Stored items
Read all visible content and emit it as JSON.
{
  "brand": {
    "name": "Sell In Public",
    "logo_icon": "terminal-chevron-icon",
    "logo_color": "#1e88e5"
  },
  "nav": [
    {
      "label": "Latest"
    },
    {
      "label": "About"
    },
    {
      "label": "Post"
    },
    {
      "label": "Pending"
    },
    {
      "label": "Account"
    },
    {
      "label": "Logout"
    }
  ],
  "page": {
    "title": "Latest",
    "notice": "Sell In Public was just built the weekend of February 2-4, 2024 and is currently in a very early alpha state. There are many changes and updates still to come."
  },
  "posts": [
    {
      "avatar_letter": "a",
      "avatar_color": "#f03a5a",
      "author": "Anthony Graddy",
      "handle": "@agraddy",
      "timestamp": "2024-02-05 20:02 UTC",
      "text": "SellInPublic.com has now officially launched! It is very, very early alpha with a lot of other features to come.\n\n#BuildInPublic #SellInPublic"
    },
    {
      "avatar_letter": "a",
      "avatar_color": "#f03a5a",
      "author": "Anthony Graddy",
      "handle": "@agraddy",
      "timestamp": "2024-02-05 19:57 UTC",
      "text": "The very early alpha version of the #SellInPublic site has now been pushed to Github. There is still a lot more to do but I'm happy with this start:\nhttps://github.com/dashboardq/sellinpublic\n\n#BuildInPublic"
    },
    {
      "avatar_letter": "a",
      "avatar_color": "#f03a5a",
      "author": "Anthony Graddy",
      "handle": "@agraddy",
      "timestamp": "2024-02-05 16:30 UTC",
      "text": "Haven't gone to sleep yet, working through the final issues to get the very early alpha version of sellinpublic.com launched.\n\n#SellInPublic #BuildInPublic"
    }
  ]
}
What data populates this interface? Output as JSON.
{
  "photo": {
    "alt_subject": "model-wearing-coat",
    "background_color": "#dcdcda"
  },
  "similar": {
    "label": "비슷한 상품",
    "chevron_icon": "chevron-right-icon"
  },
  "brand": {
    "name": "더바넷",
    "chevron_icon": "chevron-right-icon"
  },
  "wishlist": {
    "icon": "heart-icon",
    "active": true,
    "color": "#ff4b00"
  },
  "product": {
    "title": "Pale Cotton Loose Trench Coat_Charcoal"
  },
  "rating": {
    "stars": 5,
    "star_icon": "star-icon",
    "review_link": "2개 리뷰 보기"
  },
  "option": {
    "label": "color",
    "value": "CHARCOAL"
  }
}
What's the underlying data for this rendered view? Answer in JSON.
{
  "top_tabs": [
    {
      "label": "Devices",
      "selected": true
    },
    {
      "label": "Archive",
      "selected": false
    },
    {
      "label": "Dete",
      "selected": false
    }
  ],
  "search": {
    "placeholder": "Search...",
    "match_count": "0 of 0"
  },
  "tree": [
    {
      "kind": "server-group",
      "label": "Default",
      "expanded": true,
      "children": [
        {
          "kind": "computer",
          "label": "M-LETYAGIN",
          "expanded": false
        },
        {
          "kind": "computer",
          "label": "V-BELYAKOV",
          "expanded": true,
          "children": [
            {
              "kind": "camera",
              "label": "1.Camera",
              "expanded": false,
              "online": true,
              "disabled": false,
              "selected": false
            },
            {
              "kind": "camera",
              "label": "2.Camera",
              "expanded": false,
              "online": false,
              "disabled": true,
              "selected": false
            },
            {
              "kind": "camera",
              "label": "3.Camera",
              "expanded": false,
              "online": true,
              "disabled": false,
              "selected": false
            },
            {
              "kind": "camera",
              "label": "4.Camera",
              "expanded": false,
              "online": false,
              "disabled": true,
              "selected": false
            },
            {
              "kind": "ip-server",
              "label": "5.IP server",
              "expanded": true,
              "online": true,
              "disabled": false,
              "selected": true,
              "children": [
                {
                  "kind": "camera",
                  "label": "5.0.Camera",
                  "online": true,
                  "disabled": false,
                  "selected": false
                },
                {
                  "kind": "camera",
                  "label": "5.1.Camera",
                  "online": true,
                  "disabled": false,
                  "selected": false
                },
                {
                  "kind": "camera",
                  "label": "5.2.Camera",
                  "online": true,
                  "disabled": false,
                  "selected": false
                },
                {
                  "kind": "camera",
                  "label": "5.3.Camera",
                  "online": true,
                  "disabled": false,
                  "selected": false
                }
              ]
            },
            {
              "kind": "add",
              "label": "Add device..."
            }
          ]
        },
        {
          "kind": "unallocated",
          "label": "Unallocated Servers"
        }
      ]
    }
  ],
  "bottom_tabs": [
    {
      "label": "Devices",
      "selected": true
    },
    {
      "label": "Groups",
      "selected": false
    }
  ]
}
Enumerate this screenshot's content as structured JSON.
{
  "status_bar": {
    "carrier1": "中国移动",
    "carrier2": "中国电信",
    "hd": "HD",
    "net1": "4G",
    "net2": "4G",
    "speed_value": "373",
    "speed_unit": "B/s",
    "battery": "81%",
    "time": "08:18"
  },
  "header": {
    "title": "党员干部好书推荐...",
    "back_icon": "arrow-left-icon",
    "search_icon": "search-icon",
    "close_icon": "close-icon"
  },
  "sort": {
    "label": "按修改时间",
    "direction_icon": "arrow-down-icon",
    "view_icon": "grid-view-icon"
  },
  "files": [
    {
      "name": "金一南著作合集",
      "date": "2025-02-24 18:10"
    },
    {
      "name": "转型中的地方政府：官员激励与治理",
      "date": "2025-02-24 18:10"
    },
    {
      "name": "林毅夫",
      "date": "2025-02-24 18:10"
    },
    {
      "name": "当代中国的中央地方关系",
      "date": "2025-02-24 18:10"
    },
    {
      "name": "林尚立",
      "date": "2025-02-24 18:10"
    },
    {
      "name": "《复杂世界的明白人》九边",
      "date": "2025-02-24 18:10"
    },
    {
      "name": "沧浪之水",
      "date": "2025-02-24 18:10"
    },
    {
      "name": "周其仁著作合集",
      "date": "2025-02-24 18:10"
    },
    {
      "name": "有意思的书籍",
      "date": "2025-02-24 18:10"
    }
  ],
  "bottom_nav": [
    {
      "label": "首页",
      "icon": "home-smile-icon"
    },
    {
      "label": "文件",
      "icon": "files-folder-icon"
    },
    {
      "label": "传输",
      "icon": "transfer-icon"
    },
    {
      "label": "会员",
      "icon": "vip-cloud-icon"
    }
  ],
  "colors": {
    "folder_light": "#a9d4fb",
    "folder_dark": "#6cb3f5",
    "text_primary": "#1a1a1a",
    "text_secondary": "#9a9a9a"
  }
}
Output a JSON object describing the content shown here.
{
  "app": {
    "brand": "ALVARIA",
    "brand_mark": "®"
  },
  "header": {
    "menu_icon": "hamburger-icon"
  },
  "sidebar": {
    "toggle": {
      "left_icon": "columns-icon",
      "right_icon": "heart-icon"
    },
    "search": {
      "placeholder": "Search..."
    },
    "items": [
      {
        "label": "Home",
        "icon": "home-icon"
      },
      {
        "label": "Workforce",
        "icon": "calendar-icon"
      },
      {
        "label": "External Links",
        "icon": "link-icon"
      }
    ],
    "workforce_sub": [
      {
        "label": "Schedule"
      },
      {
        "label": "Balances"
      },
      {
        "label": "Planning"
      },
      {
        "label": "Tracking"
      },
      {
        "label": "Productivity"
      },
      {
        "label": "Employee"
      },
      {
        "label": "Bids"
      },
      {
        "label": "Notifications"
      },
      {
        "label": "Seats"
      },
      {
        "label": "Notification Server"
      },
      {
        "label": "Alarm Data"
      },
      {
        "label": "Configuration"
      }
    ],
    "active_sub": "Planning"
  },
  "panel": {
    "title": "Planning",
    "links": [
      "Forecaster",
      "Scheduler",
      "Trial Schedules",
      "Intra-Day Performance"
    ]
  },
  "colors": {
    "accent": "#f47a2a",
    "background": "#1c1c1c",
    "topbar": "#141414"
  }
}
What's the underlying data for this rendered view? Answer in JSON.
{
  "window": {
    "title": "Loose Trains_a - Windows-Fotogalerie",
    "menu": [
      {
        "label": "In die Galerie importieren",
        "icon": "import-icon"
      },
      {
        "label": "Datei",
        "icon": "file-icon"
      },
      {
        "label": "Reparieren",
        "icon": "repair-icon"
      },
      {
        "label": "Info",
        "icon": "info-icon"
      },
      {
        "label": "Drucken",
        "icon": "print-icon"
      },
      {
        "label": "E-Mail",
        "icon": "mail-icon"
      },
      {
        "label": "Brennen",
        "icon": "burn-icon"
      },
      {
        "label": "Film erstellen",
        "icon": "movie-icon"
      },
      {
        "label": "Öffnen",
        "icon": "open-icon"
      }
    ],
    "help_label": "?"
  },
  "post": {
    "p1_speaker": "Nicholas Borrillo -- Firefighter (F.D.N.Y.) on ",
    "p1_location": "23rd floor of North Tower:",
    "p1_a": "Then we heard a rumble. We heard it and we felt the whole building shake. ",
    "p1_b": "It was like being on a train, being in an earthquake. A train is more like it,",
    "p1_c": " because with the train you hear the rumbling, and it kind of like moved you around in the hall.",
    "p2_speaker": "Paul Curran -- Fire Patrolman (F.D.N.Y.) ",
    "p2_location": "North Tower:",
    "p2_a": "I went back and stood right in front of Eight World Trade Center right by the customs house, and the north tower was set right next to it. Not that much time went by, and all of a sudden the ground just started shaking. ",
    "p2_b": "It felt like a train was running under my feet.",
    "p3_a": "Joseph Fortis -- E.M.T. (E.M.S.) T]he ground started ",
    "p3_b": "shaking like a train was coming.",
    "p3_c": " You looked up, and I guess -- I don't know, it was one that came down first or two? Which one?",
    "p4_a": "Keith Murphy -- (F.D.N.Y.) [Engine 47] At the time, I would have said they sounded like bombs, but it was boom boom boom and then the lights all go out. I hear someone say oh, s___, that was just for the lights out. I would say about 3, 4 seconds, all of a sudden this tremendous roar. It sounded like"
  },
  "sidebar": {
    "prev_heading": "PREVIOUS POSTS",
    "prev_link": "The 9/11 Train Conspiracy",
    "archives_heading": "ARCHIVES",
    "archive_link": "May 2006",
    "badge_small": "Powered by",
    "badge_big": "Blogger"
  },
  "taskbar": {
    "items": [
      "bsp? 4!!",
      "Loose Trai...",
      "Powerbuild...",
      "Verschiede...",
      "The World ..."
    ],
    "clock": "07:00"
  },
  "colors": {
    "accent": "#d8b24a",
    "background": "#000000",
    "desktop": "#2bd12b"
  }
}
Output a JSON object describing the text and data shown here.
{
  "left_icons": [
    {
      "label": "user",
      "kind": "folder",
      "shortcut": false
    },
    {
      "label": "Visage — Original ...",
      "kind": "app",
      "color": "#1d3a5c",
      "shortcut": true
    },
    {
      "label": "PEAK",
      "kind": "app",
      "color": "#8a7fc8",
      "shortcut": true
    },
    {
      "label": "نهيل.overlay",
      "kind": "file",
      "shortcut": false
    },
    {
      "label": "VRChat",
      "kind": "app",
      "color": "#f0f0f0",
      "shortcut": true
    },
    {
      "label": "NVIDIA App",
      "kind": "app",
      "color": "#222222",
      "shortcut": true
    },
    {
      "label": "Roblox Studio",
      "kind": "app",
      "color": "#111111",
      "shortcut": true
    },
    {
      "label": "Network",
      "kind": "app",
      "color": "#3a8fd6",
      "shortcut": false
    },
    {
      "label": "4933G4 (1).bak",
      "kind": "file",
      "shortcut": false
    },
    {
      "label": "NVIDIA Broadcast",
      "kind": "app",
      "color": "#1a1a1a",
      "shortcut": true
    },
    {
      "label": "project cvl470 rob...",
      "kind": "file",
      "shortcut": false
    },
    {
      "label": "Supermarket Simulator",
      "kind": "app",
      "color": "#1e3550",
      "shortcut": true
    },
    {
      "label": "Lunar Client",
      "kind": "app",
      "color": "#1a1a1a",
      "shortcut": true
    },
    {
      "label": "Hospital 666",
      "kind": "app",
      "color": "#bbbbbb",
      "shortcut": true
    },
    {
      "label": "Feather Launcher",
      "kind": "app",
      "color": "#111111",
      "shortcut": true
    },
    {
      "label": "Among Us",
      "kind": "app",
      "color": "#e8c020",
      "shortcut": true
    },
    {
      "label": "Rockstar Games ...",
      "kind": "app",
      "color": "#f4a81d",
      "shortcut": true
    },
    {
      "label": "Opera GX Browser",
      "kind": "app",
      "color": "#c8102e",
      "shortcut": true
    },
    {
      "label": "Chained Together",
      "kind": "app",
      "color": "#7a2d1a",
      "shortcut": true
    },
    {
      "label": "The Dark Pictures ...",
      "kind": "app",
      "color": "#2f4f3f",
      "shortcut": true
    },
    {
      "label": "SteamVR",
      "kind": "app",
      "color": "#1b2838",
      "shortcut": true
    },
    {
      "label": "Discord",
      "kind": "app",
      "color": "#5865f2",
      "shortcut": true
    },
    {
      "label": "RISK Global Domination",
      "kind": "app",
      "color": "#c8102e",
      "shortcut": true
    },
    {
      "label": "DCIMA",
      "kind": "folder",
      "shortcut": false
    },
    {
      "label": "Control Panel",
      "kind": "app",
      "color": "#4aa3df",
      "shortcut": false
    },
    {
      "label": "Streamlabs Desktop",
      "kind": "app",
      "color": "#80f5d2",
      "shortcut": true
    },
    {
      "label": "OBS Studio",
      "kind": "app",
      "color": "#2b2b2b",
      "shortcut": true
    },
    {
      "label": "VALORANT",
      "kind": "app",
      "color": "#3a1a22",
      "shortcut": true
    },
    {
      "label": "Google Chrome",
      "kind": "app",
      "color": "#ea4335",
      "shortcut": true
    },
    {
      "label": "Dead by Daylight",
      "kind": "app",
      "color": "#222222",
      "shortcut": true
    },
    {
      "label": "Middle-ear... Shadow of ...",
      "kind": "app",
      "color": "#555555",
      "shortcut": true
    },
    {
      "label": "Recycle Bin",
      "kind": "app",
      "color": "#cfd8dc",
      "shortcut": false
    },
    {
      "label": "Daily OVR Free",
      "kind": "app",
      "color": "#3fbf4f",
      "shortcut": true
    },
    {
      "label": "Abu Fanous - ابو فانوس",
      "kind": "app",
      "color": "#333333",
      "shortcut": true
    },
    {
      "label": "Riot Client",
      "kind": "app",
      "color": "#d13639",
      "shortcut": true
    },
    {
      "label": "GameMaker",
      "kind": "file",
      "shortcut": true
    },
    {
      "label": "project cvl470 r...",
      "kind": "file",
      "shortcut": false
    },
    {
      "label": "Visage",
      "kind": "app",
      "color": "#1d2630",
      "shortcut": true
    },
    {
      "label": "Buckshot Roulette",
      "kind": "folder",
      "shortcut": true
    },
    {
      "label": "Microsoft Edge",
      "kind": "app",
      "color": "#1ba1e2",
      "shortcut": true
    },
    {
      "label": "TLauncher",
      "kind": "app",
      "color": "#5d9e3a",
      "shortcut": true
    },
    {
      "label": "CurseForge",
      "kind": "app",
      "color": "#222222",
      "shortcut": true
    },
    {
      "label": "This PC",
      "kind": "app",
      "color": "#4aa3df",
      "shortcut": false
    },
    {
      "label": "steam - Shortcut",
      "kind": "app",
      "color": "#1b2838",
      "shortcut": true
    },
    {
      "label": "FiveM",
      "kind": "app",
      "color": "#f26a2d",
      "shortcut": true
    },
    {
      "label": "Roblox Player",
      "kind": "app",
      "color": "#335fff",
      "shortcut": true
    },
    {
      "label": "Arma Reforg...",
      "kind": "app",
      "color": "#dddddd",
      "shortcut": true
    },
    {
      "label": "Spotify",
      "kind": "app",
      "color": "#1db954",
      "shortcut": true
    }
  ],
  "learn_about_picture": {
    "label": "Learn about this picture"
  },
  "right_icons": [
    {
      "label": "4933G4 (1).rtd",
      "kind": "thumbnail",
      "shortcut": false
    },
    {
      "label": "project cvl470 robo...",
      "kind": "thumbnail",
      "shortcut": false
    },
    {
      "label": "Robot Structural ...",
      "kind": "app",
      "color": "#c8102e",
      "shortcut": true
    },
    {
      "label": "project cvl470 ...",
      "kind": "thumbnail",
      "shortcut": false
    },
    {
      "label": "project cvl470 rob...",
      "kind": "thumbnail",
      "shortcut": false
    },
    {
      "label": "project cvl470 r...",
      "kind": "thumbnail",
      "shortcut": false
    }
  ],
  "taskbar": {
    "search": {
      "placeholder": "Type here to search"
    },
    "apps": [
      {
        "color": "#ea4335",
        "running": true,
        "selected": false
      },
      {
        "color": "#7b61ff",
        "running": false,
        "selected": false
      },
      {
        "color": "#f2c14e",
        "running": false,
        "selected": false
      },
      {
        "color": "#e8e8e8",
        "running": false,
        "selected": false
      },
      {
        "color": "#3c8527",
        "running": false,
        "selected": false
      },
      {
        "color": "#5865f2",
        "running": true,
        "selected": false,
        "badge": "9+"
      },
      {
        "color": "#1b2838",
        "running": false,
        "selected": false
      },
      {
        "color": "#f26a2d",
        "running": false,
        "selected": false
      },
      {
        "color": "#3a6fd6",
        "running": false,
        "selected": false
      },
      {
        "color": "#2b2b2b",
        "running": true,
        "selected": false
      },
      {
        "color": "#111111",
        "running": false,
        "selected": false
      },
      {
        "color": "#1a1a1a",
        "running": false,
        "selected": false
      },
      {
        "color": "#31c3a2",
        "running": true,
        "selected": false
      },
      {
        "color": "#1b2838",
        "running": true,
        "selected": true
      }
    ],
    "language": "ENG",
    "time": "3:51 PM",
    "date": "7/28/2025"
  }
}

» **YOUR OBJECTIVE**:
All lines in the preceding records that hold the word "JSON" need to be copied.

» **FINAL ANSWER**:
Read all visible content and emit it as JSON.
What data populates this interface? Output as JSON.
What's the underlying data for this rendered view? Answer in JSON.
Enumerate this screenshot's content as structured JSON.
Output a JSON object describing the content shown here.
What's the underlying data for this rendered view? Answer in JSON.
Output a JSON object describing the text and data shown here.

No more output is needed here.